_AIM OF THE EXERCISE_
The whole listing, exactly as given: write it out, leaving out each image.

*** MATERIAL PROVIDED

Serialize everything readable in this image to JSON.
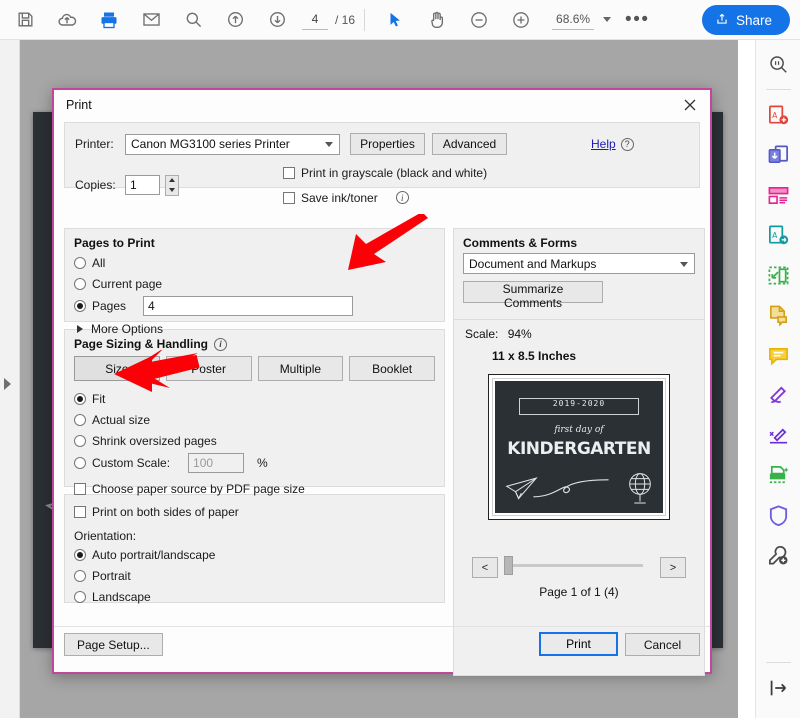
{
  "toolbar": {
    "icons": [
      {
        "name": "save-icon",
        "title": "Save"
      },
      {
        "name": "cloud-upload-icon",
        "title": "Save to cloud"
      },
      {
        "name": "print-icon",
        "title": "Print"
      },
      {
        "name": "email-icon",
        "title": "Email"
      },
      {
        "name": "search-icon",
        "title": "Find"
      },
      {
        "name": "previous-page-icon",
        "title": "Previous page"
      },
      {
        "name": "next-page-icon",
        "title": "Next page"
      }
    ],
    "page_current": "4",
    "page_total": "/ 16",
    "tools": [
      {
        "name": "select-cursor-icon",
        "title": "Select tool"
      },
      {
        "name": "hand-pan-icon",
        "title": "Hand tool"
      },
      {
        "name": "zoom-out-icon",
        "title": "Zoom out"
      },
      {
        "name": "zoom-in-icon",
        "title": "Zoom in"
      }
    ],
    "zoom_level": "68.6%",
    "more_label": "•••",
    "share_label": "Share",
    "share_icon": "share-box-icon",
    "accent_color": "#1473e6"
  },
  "rail": {
    "icons": [
      {
        "name": "search-document-icon",
        "color": "#4a4a4a"
      },
      {
        "name": "create-pdf-icon",
        "color": "#e2453c"
      },
      {
        "name": "combine-files-icon",
        "color": "#5258c8"
      },
      {
        "name": "organize-pages-icon",
        "color": "#e8218f"
      },
      {
        "name": "export-pdf-icon",
        "color": "#0f9ba0"
      },
      {
        "name": "compress-pdf-icon",
        "color": "#38b14a"
      },
      {
        "name": "edit-pdf-icon",
        "color": "#d4a017"
      },
      {
        "name": "comment-icon",
        "color": "#e8b500"
      },
      {
        "name": "fill-and-sign-icon",
        "color": "#8038d8"
      },
      {
        "name": "request-signature-icon",
        "color": "#6b2fd6"
      },
      {
        "name": "scan-ocr-icon",
        "color": "#38b14a"
      },
      {
        "name": "protect-icon",
        "color": "#6b5ce0"
      },
      {
        "name": "more-tools-icon",
        "color": "#4a4a4a"
      },
      {
        "name": "expand-panel-icon",
        "color": "#3a3a3a"
      }
    ]
  },
  "dialog": {
    "title": "Print",
    "close_icon": "close-icon",
    "printer": {
      "label": "Printer:",
      "value": "Canon MG3100 series Printer",
      "properties_label": "Properties",
      "advanced_label": "Advanced",
      "help_label": "Help",
      "help_icon": "question-mark-icon"
    },
    "copies": {
      "label": "Copies:",
      "value": "1",
      "stepper_icon": "spinner-up-down-icon"
    },
    "print_options": [
      {
        "label": "Print in grayscale (black and white)",
        "checked": false
      },
      {
        "label": "Save ink/toner",
        "checked": false,
        "info_icon": "info-icon"
      }
    ],
    "pages_to_print": {
      "title": "Pages to Print",
      "options": [
        {
          "label": "All",
          "selected": false
        },
        {
          "label": "Current page",
          "selected": false
        },
        {
          "label": "Pages",
          "selected": true
        }
      ],
      "pages_value": "4",
      "more_options_label": "More Options",
      "more_options_icon": "triangle-right-icon"
    },
    "page_sizing": {
      "title": "Page Sizing & Handling",
      "info_icon": "info-icon",
      "buttons": [
        {
          "label": "Size",
          "selected": true
        },
        {
          "label": "Poster",
          "selected": false
        },
        {
          "label": "Multiple",
          "selected": false
        },
        {
          "label": "Booklet",
          "selected": false
        }
      ],
      "options": [
        {
          "label": "Fit",
          "selected": true
        },
        {
          "label": "Actual size",
          "selected": false
        },
        {
          "label": "Shrink oversized pages",
          "selected": false
        },
        {
          "label": "Custom Scale:",
          "selected": false
        }
      ],
      "custom_scale_value": "100",
      "percent_label": "%",
      "paper_source_label": "Choose paper source by PDF page size",
      "paper_source_checked": false
    },
    "duplex": {
      "label": "Print on both sides of paper",
      "checked": false
    },
    "orientation": {
      "title": "Orientation:",
      "options": [
        {
          "label": "Auto portrait/landscape",
          "selected": true
        },
        {
          "label": "Portrait",
          "selected": false
        },
        {
          "label": "Landscape",
          "selected": false
        }
      ]
    },
    "comments_forms": {
      "title": "Comments & Forms",
      "value": "Document and Markups",
      "summarize_label": "Summarize Comments"
    },
    "scale_label": "Scale:",
    "scale_value": "94%",
    "preview": {
      "sheet_size": "11 x 8.5 Inches",
      "art": {
        "year": "2019-2020",
        "script": "first day of",
        "title": "KINDERGARTEN",
        "plane_icon": "paper-plane-icon",
        "globe_icon": "globe-icon"
      },
      "prev_label": "<",
      "next_label": ">",
      "page_status": "Page 1 of 1 (4)"
    },
    "footer": {
      "page_setup_label": "Page Setup...",
      "print_label": "Print",
      "cancel_label": "Cancel"
    },
    "border_color": "#c1479a"
  },
  "annotations": {
    "arrows": [
      {
        "name": "arrow-pointing-to-pages-field",
        "color": "#fb0007",
        "direction": "down-left"
      },
      {
        "name": "arrow-pointing-to-fit-option",
        "color": "#fb0007",
        "direction": "left"
      }
    ]
  }
}
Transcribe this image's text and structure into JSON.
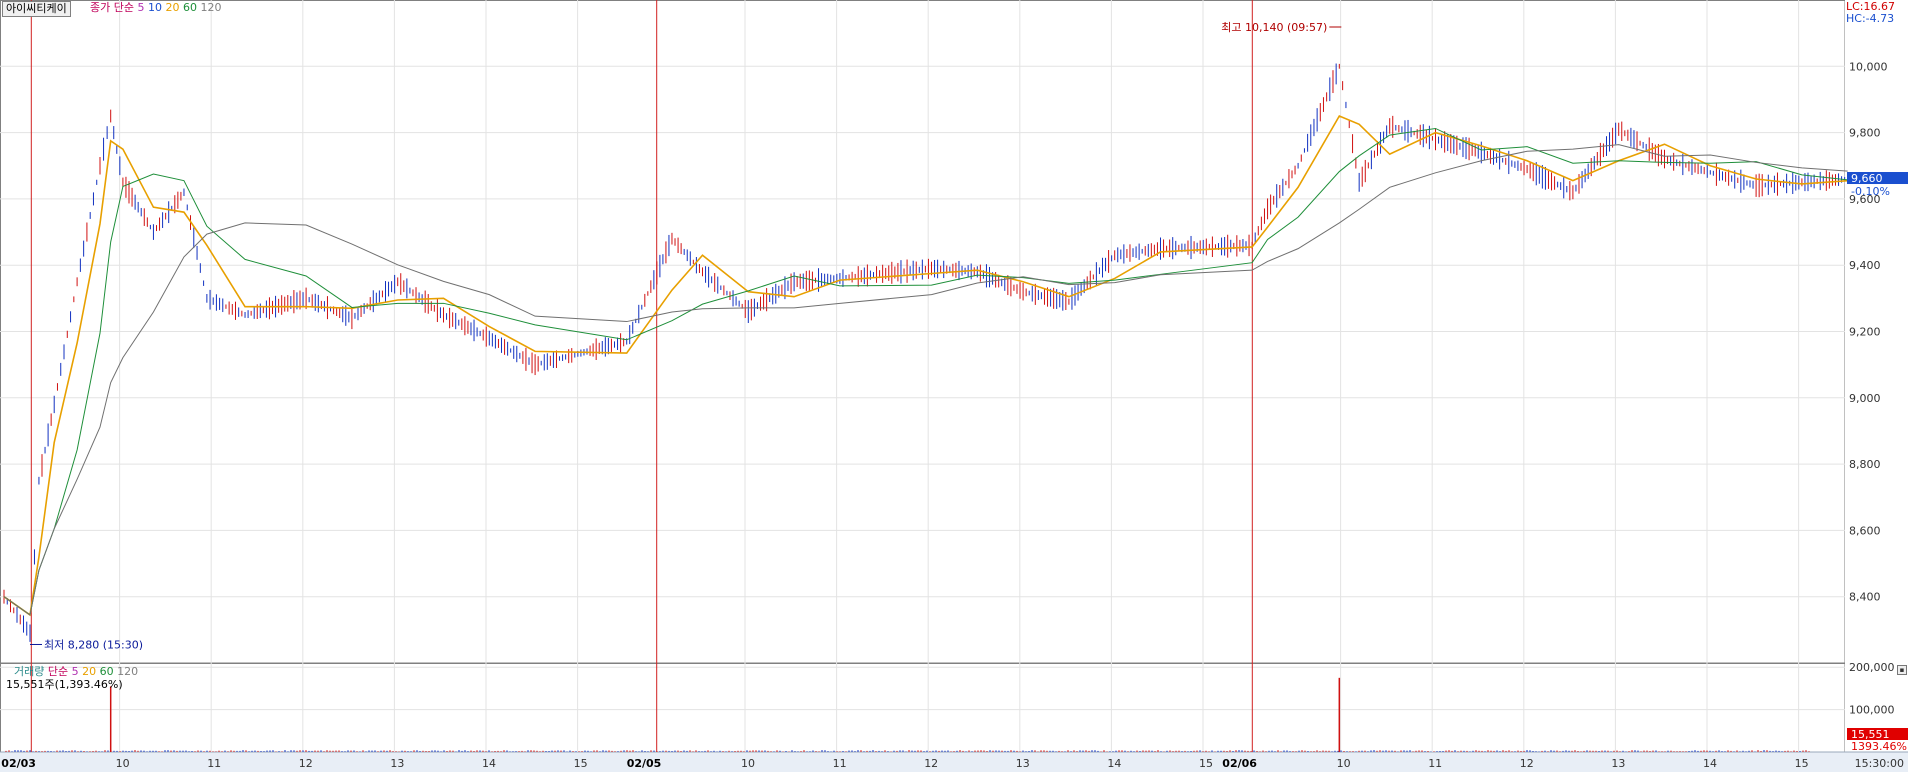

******

_OUTPUT FOR THIS EXERCISE_
Serialize everything readable in this image to JSON.
{
  "toolbar": {
    "icons": [
      {
        "name": "save-icon",
        "title": "Save"
      },
      {
        "name": "cloud-upload-icon",
        "title": "Save to cloud"
      },
      {
        "name": "print-icon",
        "title": "Print"
      },
      {
        "name": "email-icon",
        "title": "Email"
      },
      {
        "name": "search-icon",
        "title": "Find"
      },
      {
        "name": "previous-page-icon",
        "title": "Previous page"
      },
      {
        "name": "next-page-icon",
        "title": "Next page"
      }
    ],
    "page_current": "4",
    "page_total": "/ 16",
    "tools": [
      {
        "name": "select-cursor-icon",
        "title": "Select tool"
      },
      {
        "name": "hand-pan-icon",
        "title": "Hand tool"
      },
      {
        "name": "zoom-out-icon",
        "title": "Zoom out"
      },
      {
        "name": "zoom-in-icon",
        "title": "Zoom in"
      }
    ],
    "zoom_level": "68.6%",
    "more_label": "•••",
    "share_label": "Share",
    "share_icon": "share-box-icon",
    "accent_color": "#1473e6"
  },
  "rail": {
    "icons": [
      {
        "name": "search-document-icon",
        "color": "#4a4a4a"
      },
      {
        "name": "create-pdf-icon",
        "color": "#e2453c"
      },
      {
        "name": "combine-files-icon",
        "color": "#5258c8"
      },
      {
        "name": "organize-pages-icon",
        "color": "#e8218f"
      },
      {
        "name": "export-pdf-icon",
        "color": "#0f9ba0"
      },
      {
        "name": "compress-pdf-icon",
        "color": "#38b14a"
      },
      {
        "name": "edit-pdf-icon",
        "color": "#d4a017"
      },
      {
        "name": "comment-icon",
        "color": "#e8b500"
      },
      {
        "name": "fill-and-sign-icon",
        "color": "#8038d8"
      },
      {
        "name": "request-signature-icon",
        "color": "#6b2fd6"
      },
      {
        "name": "scan-ocr-icon",
        "color": "#38b14a"
      },
      {
        "name": "protect-icon",
        "color": "#6b5ce0"
      },
      {
        "name": "more-tools-icon",
        "color": "#4a4a4a"
      },
      {
        "name": "expand-panel-icon",
        "color": "#3a3a3a"
      }
    ]
  },
  "dialog": {
    "title": "Print",
    "close_icon": "close-icon",
    "printer": {
      "label": "Printer:",
      "value": "Canon MG3100 series Printer",
      "properties_label": "Properties",
      "advanced_label": "Advanced",
      "help_label": "Help",
      "help_icon": "question-mark-icon"
    },
    "copies": {
      "label": "Copies:",
      "value": "1",
      "stepper_icon": "spinner-up-down-icon"
    },
    "print_options": [
      {
        "label": "Print in grayscale (black and white)",
        "checked": false
      },
      {
        "label": "Save ink/toner",
        "checked": false,
        "info_icon": "info-icon"
      }
    ],
    "pages_to_print": {
      "title": "Pages to Print",
      "options": [
        {
          "label": "All",
          "selected": false
        },
        {
          "label": "Current page",
          "selected": false
        },
        {
          "label": "Pages",
          "selected": true
        }
      ],
      "pages_value": "4",
      "more_options_label": "More Options",
      "more_options_icon": "triangle-right-icon"
    },
    "page_sizing": {
      "title": "Page Sizing & Handling",
      "info_icon": "info-icon",
      "buttons": [
        {
          "label": "Size",
          "selected": true
        },
        {
          "label": "Poster",
          "selected": false
        },
        {
          "label": "Multiple",
          "selected": false
        },
        {
          "label": "Booklet",
          "selected": false
        }
      ],
      "options": [
        {
          "label": "Fit",
          "selected": true
        },
        {
          "label": "Actual size",
          "selected": false
        },
        {
          "label": "Shrink oversized pages",
          "selected": false
        },
        {
          "label": "Custom Scale:",
          "selected": false
        }
      ],
      "custom_scale_value": "100",
      "percent_label": "%",
      "paper_source_label": "Choose paper source by PDF page size",
      "paper_source_checked": false
    },
    "duplex": {
      "label": "Print on both sides of paper",
      "checked": false
    },
    "orientation": {
      "title": "Orientation:",
      "options": [
        {
          "label": "Auto portrait/landscape",
          "selected": true
        },
        {
          "label": "Portrait",
          "selected": false
        },
        {
          "label": "Landscape",
          "selected": false
        }
      ]
    },
    "comments_forms": {
      "title": "Comments & Forms",
      "value": "Document and Markups",
      "summarize_label": "Summarize Comments"
    },
    "scale_label": "Scale:",
    "scale_value": "94%",
    "preview": {
      "sheet_size": "11 x 8.5 Inches",
      "art": {
        "year": "2019-2020",
        "script": "first day of",
        "title": "KINDERGARTEN",
        "plane_icon": "paper-plane-icon",
        "globe_icon": "globe-icon"
      },
      "prev_label": "<",
      "next_label": ">",
      "page_status": "Page 1 of 1 (4)"
    },
    "footer": {
      "page_setup_label": "Page Setup...",
      "print_label": "Print",
      "cancel_label": "Cancel"
    },
    "border_color": "#c1479a"
  },
  "annotations": {
    "arrows": [
      {
        "name": "arrow-pointing-to-pages-field",
        "color": "#fb0007",
        "direction": "down-left"
      },
      {
        "name": "arrow-pointing-to-fit-option",
        "color": "#fb0007",
        "direction": "left"
      }
    ]
  }
}
Transcribe this image's text and structure into JSON.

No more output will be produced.